The governor formerly requested me to pay attention to the Indians, and take care of them :-we are now arrived at a situation that I believe Indians
Cannot exist, unless the governor should comply with my request, and send a person authorized to treat between us and the white people, the approaching summer. I have now no more to speak.
CORNPLANTER, His X Mark,
Interpreter and Scrivener. To Joseph Heister,
Governor of Pennsylvania.
I will conclude this chapter with the oration of Te-cum-seh, the celebrated Sbawanee warrior, as rendered by Mr. Hunter. It appears, from his account, that “ sume of the white people among the Osages were traders, and others were reputed to be runners from their Great Father beyond the great waters, to invite the Indians to take up the tomahawk against the settlers. They made many long talks, and distributed many valuable presents; but without being able to shake the resolution wbich the Osages had formed, to preserve peace with their Great Father, the president. Their determinations were, however, to undergo a more severe trial :Te-cum-seb now made his appearance among them."
“ He addressed them in long, eloquent, and pathetic strains; and an assembly more numerous than had ever been witnessed on any former occasion, listened to him with an intensely agitated, though profoundly respectful, interest and attention.
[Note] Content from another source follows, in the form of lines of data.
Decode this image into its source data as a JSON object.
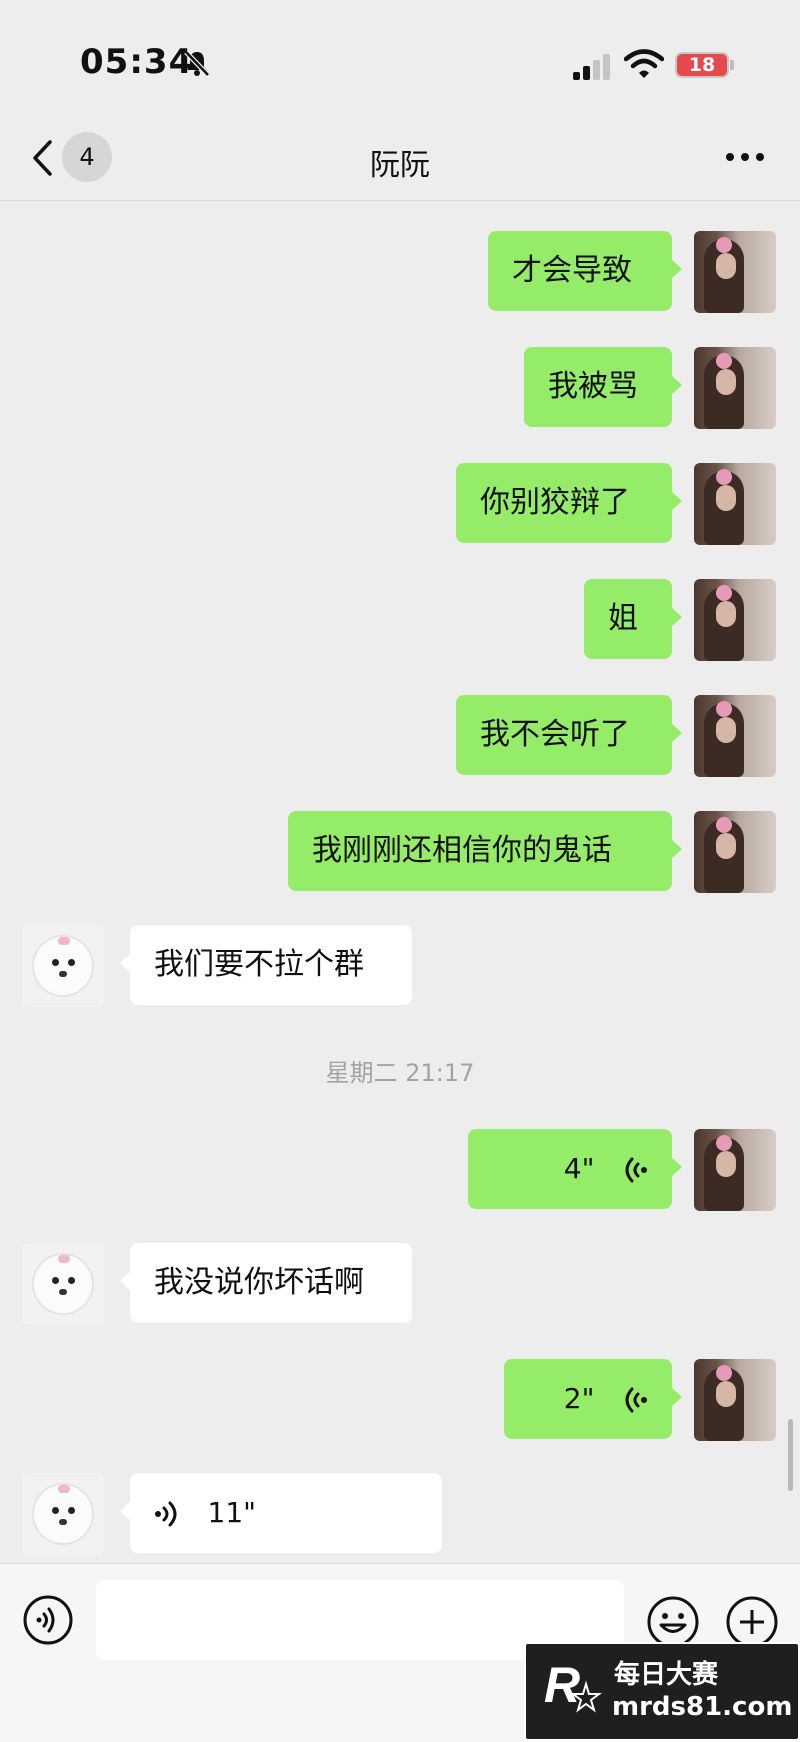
{
  "status_bar": {
    "time": "05:34",
    "battery": "18"
  },
  "header": {
    "unread_count": "4",
    "title": "阮阮"
  },
  "messages": [
    {
      "side": "out",
      "type": "text",
      "text": "才会导致"
    },
    {
      "side": "out",
      "type": "text",
      "text": "我被骂"
    },
    {
      "side": "out",
      "type": "text",
      "text": "你别狡辩了"
    },
    {
      "side": "out",
      "type": "text",
      "text": "姐"
    },
    {
      "side": "out",
      "type": "text",
      "text": "我不会听了"
    },
    {
      "side": "out",
      "type": "text",
      "text": "我刚刚还相信你的鬼话"
    },
    {
      "side": "in",
      "type": "text",
      "text": "我们要不拉个群"
    },
    {
      "type": "timestamp",
      "text": "星期二 21:17"
    },
    {
      "side": "out",
      "type": "voice",
      "duration": "4\""
    },
    {
      "side": "in",
      "type": "text",
      "text": "我没说你坏话啊"
    },
    {
      "side": "out",
      "type": "voice",
      "duration": "2\""
    },
    {
      "side": "in",
      "type": "voice",
      "duration": "11\""
    }
  ],
  "input_bar": {
    "placeholder": ""
  },
  "watermark": {
    "title": "每日大赛",
    "subtitle": "mrds81.com",
    "logo_letter": "R"
  }
}
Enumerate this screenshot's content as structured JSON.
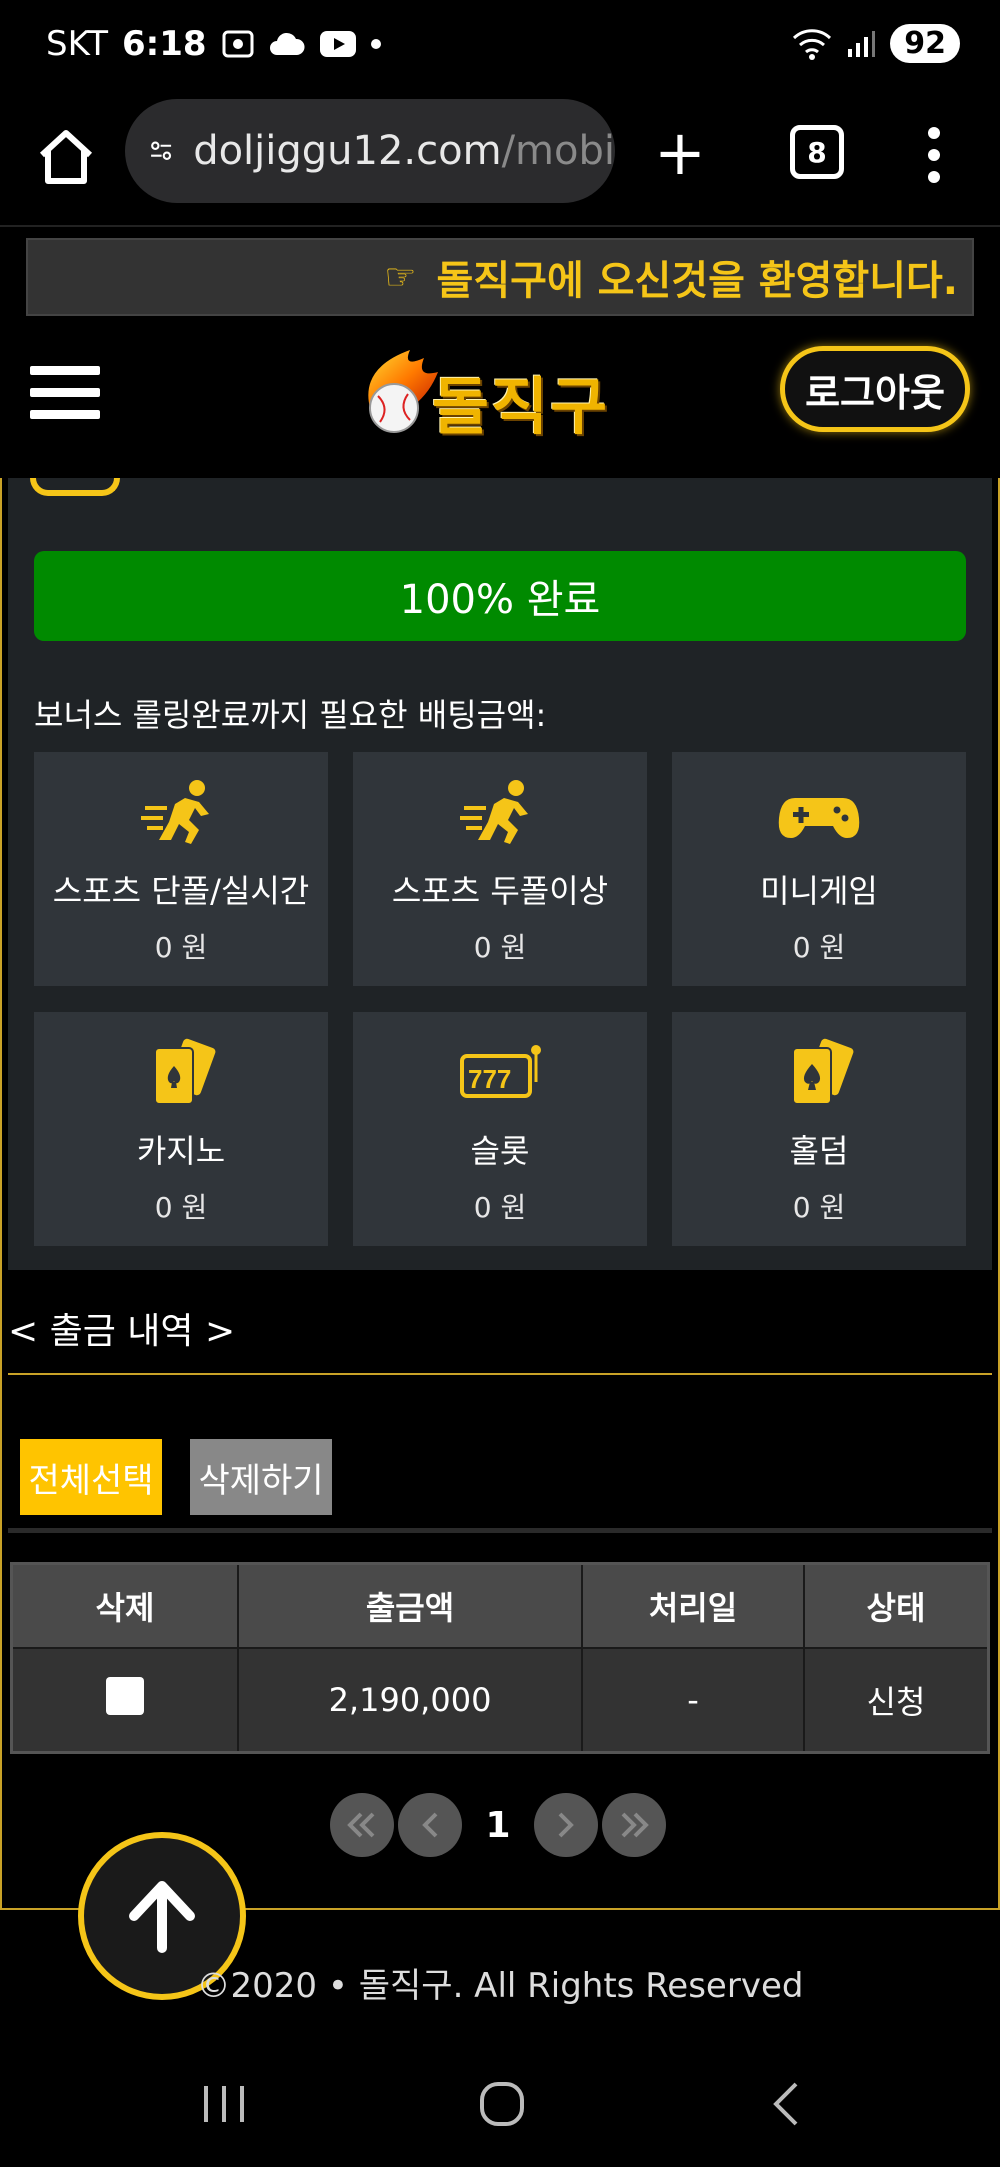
{
  "status_bar": {
    "carrier": "SKT",
    "time": "6:18",
    "battery": "92"
  },
  "browser": {
    "url_host": "doljiggu12.com",
    "url_path": "/mobi",
    "tab_count": "8"
  },
  "banner": {
    "hand": "☞",
    "text": "돌직구에 오신것을 환영합니다."
  },
  "header": {
    "logo_text": "돌직구",
    "logout_label": "로그아웃"
  },
  "bonus": {
    "progress_label": "100%  완료",
    "progress_value": 1.0,
    "label": "보너스 롤링완료까지 필요한 배팅금액:",
    "cards": [
      {
        "icon": "runner-icon",
        "name": "스포츠 단폴/실시간",
        "amount": "0 원"
      },
      {
        "icon": "runner-icon",
        "name": "스포츠 두폴이상",
        "amount": "0 원"
      },
      {
        "icon": "gamepad-icon",
        "name": "미니게임",
        "amount": "0 원"
      },
      {
        "icon": "cards-icon",
        "name": "카지노",
        "amount": "0 원"
      },
      {
        "icon": "slot-machine-icon",
        "name": "슬롯",
        "amount": "0 원"
      },
      {
        "icon": "spade-card-icon",
        "name": "홀덤",
        "amount": "0 원"
      }
    ]
  },
  "withdrawals": {
    "title": "< 출금 내역 >",
    "select_all_label": "전체선택",
    "delete_label": "삭제하기",
    "columns": [
      "삭제",
      "출금액",
      "처리일",
      "상태"
    ],
    "rows": [
      {
        "amount": "2,190,000",
        "date": "-",
        "status": "신청"
      }
    ],
    "page": "1"
  },
  "footer": {
    "text": "©2020 • 돌직구. All Rights Reserved"
  },
  "colors": {
    "accent": "#f5c518",
    "progress": "#008a00",
    "panel": "#1f2326",
    "card": "#30353a"
  }
}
In fact, so great was the effect produced by Te-cum-seh's eloquence, that the chiefs adjourned the council shortly after he had closed his harangue; nor did they finally come to a decision on the great question in debate for several days afterwards."* His proposals were, however, in the end, rejected.
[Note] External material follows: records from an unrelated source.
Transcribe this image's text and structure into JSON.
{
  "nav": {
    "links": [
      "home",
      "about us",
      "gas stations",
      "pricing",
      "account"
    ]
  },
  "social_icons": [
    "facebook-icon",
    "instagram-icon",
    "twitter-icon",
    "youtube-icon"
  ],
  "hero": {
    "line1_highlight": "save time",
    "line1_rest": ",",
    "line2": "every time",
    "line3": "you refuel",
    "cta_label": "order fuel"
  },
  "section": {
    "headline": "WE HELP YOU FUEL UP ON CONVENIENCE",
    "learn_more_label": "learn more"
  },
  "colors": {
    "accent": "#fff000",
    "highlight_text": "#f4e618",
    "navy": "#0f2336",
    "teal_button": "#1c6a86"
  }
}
Hunter's Memoirs, p. 48
- Brothers, “We all belong to one family; we are all children of the Great Spirit; we walk in the same path; slake our thirst at the same spring; and now affairs of the greatest concern leads us to smoke the pipe around the same council fire !
“ Brothers,– We are friends; we must assist each other to bear our burthens. The blood of many of our fathers and brothers has run like water on the ground, to satisfy the avarice of the white men: We, ourselves, are threatened with a great evil; nothing will pacify them but the destruction of all the red men.
“ Brothers, When the white men first set foot on our grounds, they were hungry; they had no place on which to spread their blankets, or to kindle their fires. They were feeble; they could do nothing for themselves. Our fathers commiserated their distress, and shared freely with them whatever the Great Spirit had given his red children. They gave them food when hungry, medicine when sick, spread skins for them to sleep on, and gave them grounds, that they might hunt and raise corn.— Brothers, the white people are like poisonous serpents : when chilled, they are seeble and harmless; but invigorate them with warmth, and they sting their benefactors to death.
« The white people came among us feeble; and now we have made them strong, they wish to kill us, or drive us back, as they would wolves and panthers.
" Brothers,—The white men are not friends to the Indians: at first, they only asked for land sufficient . for a wigwam ; now nothing will satisfy them but the whole of our hunting grounds, from the rising to the setting sun.
“ Brothers,—The white men want more than our hunting grounds; they wish to kill our warriors; they would even kill our old men, women, and little ones.